In my first three months here I have ventured to two of Seoul's top mountains. I went on a trip to Mt. Bukhansan in the north with my American friends for a Saturday hike. I also went on a Bugok Middle School teachers trip to Mt. Bugaksan, closer to the center of Seoul. One of the best things about these mountains is that they are accessible to the mass public via the Seoul Subway system.
My trip to Mt. Bukhansan was a blast. A large group of us decided to make our way to one of the largest and hardest hiking mountains in Korea. We got off the subway in a sleepy Korean town that had no signs or directions to the base of the mountain. We decided to follow a older Korean couple decked out in hiking gear down some back alleys and dirt roads (and saw some beautiful fall foliage).
After 30 minutes of wondering around we found our selves at the base of a mountain. There was a map in Korean and we had no idea how difficult or how long the trails were. We decided to just go right and see where it lead us. We ran into an awesome Buddhist temple and some amazing views. The hiking was more challenging than most of us expected; however, we learned later that we did not even come anywhere close to the peak. I guess I am going to have to come back in the spring and fully conquer Mt. Bukhansan.
As I mentioned before, my next Korean hiking experience took place at Mt. Bugaksan on a teacher field trip. 20-30 teachers from my middle school took a coach bus from our school to the base of the mountain on a beautiful fall Saturday afternoon. None of the other English teachers signed up, so I was the only English speaker on the trip. It was a little intimidating at first, but all the teachers opened up and were so sweet to me the whole day.
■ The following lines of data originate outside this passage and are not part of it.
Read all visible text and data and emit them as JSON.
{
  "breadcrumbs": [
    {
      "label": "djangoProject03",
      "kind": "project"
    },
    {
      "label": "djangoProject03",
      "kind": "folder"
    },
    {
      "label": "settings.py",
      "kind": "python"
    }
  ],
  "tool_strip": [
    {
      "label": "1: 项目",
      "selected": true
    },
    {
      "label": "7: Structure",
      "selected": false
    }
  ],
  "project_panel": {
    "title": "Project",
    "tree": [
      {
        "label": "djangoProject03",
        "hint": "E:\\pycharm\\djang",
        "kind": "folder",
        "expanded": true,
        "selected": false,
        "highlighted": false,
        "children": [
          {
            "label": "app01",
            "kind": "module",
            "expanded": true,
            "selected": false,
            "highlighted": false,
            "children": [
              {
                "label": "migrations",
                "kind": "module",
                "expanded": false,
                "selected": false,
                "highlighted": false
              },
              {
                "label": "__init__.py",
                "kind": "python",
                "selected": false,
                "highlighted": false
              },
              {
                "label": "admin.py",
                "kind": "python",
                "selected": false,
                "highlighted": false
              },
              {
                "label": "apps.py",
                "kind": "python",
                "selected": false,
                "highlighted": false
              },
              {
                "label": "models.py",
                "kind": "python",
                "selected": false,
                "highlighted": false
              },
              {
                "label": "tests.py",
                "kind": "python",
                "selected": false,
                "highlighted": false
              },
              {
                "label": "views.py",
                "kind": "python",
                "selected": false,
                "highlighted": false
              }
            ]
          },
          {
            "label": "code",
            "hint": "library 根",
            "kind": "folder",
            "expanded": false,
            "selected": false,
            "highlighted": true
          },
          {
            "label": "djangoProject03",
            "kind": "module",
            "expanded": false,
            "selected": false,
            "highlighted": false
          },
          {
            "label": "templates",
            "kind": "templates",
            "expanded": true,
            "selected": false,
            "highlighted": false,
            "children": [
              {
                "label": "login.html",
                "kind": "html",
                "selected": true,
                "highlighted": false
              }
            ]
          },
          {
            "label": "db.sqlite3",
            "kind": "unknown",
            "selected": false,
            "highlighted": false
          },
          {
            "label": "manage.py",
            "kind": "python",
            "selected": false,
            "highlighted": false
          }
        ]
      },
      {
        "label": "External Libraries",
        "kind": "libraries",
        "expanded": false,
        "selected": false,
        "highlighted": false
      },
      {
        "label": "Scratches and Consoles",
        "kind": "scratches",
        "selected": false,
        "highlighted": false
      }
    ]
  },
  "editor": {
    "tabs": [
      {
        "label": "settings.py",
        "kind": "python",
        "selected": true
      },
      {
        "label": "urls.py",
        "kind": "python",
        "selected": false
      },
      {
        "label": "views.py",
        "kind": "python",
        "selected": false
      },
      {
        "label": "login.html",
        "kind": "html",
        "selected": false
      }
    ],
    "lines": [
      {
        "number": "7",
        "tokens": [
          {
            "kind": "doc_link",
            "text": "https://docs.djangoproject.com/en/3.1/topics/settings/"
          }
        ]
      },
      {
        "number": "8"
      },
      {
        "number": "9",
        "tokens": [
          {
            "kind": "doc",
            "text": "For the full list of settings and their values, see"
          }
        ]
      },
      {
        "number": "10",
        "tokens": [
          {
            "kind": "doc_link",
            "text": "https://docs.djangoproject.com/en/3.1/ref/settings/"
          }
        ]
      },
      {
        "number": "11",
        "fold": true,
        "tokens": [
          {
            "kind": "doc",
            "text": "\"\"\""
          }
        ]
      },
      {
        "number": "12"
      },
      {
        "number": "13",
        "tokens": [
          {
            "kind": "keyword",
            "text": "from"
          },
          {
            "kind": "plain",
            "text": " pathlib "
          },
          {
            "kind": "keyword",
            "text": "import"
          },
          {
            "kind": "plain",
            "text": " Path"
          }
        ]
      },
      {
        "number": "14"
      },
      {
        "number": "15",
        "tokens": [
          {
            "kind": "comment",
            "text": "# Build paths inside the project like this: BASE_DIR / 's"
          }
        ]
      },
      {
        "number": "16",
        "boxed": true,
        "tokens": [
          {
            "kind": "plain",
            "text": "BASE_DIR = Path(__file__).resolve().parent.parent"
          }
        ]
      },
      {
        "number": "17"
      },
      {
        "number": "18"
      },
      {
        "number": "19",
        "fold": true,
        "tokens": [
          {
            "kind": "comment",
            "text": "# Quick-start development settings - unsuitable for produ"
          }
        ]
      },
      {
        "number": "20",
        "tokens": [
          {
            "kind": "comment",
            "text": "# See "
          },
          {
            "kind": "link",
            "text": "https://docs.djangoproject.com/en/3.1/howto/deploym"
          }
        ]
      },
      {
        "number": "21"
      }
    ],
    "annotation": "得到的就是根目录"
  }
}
Mt. Bugaksan is a newly opened mountain (2008) because of its proximity to the Blue House. The Blue House is the Korean White House, where the President of Korea lives during his presidency.
Because of the close proximity to the Blue House Korean's need to show a Korean ID and foriegners need to show their passport or ARC card to enter the Mt. Bugaksan area. You fill out a quick form, they run your numbers, and then if you are cleared you must read the mountains directions and sign. For the rest of the time you are hiking you have to wear a tag around your neck. You can only take pictures at certain points and you can not veer off the designated path. The mountain is under high military watch at all times. There are soldiers with huge guns patrolling along you as you are hiking. If they see someone take a picture when it is not allowed they will make you deleted it off your camera. Serious security.
Beyond the high security, it is a beautiful hike along the old Seoul fortress built in 1396.
During the hike, I bonded with my Principal and VP through Korean skinship (hand holding) and giggling. After the two hour hike, our group ate dinner at a new by restaurant that I was told was famous all over Seoul for its Mandu.
With two great Korean hiking trips under my belt, I think I am ready to hit up some more mountains in the spring including Seoraksan National Park.
Thanks for reading!